Only lines holding the word "icon" are wanted from the records; copy all of them.

====

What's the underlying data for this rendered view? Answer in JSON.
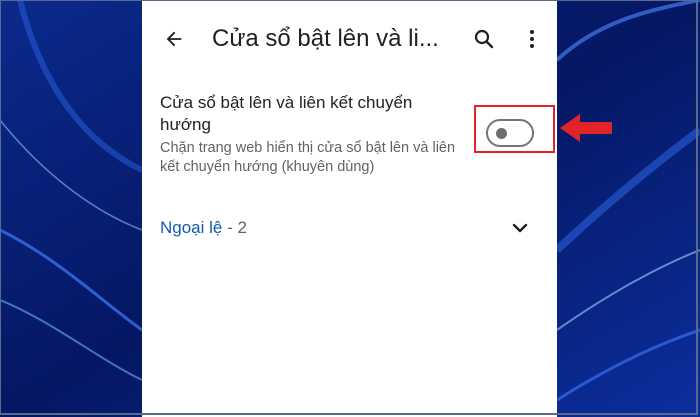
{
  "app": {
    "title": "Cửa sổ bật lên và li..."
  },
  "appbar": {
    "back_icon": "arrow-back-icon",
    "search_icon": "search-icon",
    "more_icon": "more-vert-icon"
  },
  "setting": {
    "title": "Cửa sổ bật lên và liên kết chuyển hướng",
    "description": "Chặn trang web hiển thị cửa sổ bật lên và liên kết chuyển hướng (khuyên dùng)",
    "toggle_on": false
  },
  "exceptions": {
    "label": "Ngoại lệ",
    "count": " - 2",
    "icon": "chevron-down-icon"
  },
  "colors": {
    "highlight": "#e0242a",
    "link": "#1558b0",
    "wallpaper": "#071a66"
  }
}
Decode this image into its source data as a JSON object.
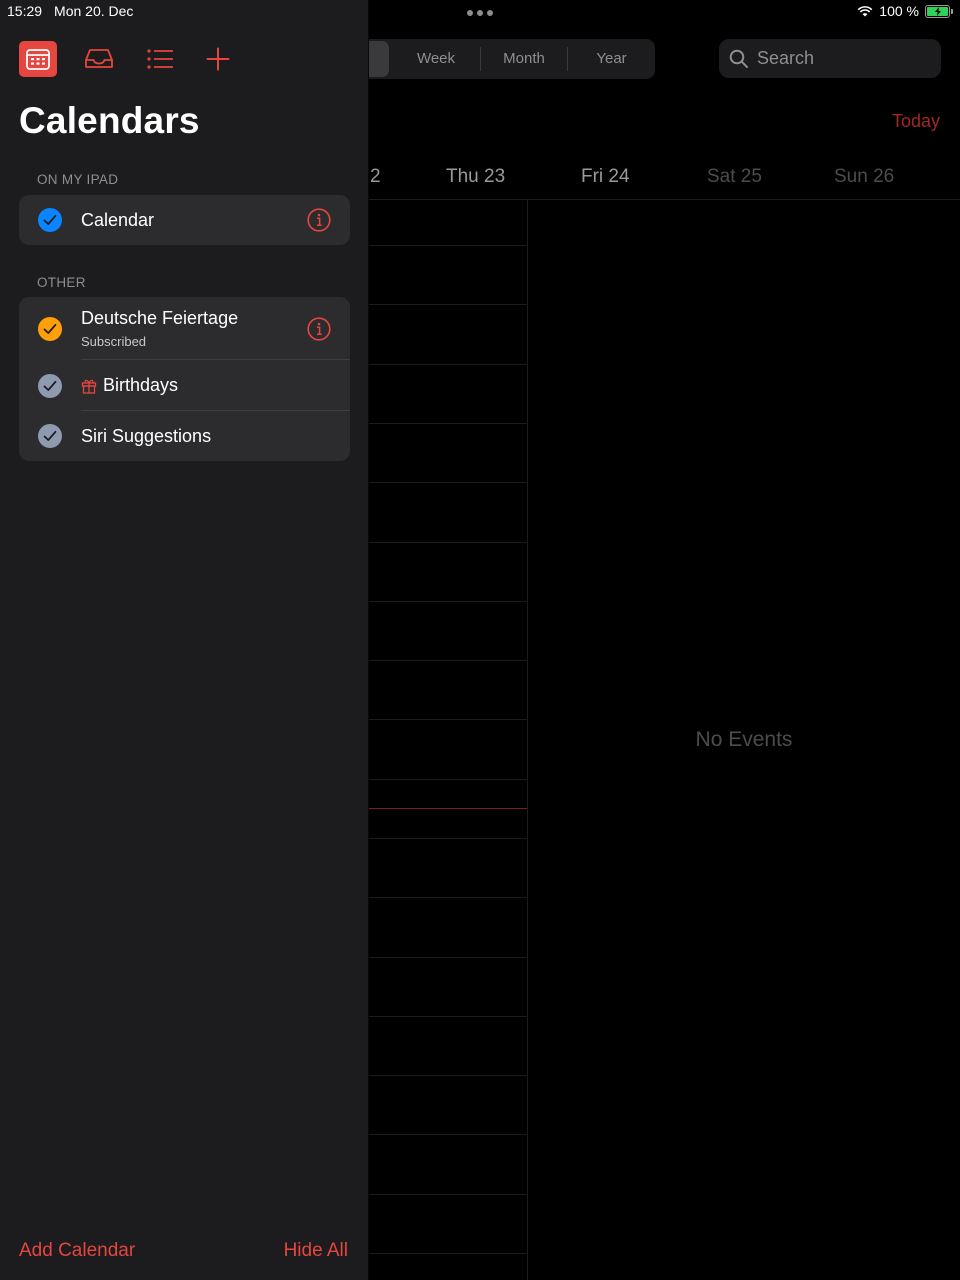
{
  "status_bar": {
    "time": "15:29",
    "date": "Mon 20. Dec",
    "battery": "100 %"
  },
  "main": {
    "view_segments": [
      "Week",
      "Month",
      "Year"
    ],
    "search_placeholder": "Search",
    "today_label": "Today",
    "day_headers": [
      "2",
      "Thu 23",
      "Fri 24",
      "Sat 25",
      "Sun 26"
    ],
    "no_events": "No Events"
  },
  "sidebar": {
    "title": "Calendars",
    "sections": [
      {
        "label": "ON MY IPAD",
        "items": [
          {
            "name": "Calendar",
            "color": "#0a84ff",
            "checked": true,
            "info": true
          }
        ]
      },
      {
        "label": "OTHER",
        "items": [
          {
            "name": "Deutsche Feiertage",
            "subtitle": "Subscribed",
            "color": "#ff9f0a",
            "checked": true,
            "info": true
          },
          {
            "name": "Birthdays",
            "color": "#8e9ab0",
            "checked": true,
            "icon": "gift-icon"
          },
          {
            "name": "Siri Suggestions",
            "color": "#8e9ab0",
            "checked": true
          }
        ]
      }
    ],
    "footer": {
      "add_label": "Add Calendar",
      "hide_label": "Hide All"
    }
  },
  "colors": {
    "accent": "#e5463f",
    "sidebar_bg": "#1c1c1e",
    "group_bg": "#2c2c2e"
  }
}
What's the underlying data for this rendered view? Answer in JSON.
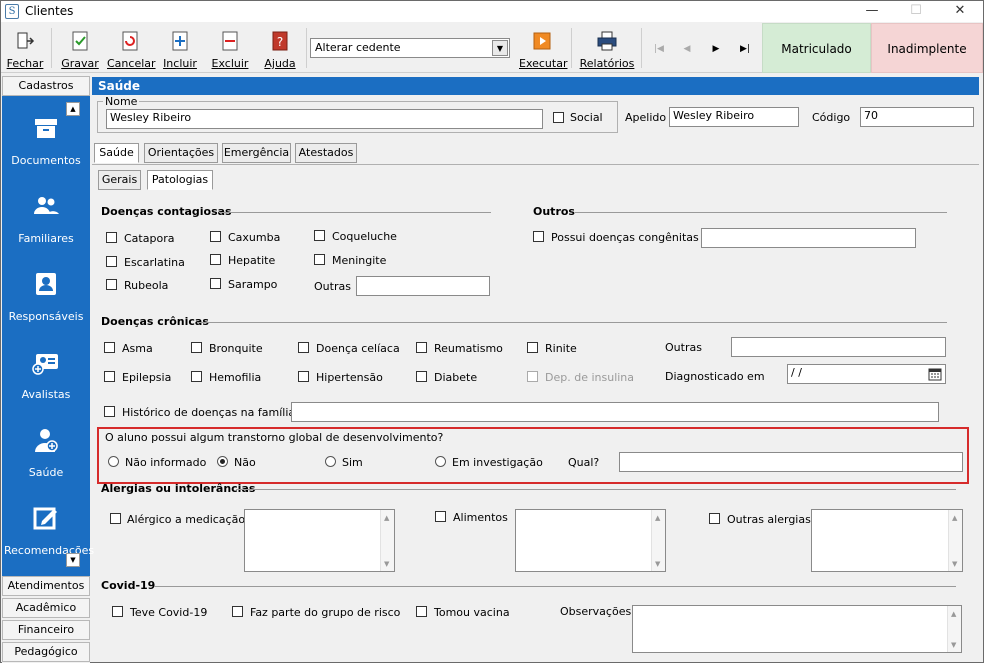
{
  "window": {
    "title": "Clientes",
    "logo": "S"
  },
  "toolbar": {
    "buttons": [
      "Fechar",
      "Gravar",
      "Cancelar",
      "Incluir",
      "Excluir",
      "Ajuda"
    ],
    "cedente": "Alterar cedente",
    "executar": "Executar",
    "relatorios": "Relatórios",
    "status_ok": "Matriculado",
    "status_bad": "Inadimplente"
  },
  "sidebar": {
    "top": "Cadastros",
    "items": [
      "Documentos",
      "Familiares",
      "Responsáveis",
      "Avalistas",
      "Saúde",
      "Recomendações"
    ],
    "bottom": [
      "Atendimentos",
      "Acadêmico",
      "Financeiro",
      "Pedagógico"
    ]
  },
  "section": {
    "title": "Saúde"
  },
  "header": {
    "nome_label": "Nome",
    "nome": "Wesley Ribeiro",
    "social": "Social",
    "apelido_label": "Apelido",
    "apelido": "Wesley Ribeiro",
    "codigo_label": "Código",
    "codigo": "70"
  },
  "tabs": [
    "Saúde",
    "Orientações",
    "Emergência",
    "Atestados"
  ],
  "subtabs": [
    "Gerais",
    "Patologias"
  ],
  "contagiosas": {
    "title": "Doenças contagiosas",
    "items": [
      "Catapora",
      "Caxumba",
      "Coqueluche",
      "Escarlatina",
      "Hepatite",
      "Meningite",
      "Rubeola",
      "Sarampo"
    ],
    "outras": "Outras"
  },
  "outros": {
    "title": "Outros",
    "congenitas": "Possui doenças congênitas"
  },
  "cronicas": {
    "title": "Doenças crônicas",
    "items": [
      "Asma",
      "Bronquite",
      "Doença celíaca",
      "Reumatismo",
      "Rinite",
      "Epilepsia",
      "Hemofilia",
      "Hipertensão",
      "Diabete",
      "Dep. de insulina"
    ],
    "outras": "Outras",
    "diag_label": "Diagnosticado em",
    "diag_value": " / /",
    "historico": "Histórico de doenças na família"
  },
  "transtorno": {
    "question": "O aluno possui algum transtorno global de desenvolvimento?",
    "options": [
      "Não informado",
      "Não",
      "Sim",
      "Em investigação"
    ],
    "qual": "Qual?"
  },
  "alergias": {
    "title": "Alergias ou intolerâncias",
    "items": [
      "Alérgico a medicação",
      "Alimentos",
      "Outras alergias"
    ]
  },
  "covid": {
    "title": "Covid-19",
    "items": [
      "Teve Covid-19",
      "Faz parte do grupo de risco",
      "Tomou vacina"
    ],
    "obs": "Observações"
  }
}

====

* [Task output]:
    "back_icon": "arrow-back-icon",
    "search_icon": "search-icon",
    "more_icon": "more-vert-icon"
    "icon": "chevron-down-icon"
            "icon": "gift-icon"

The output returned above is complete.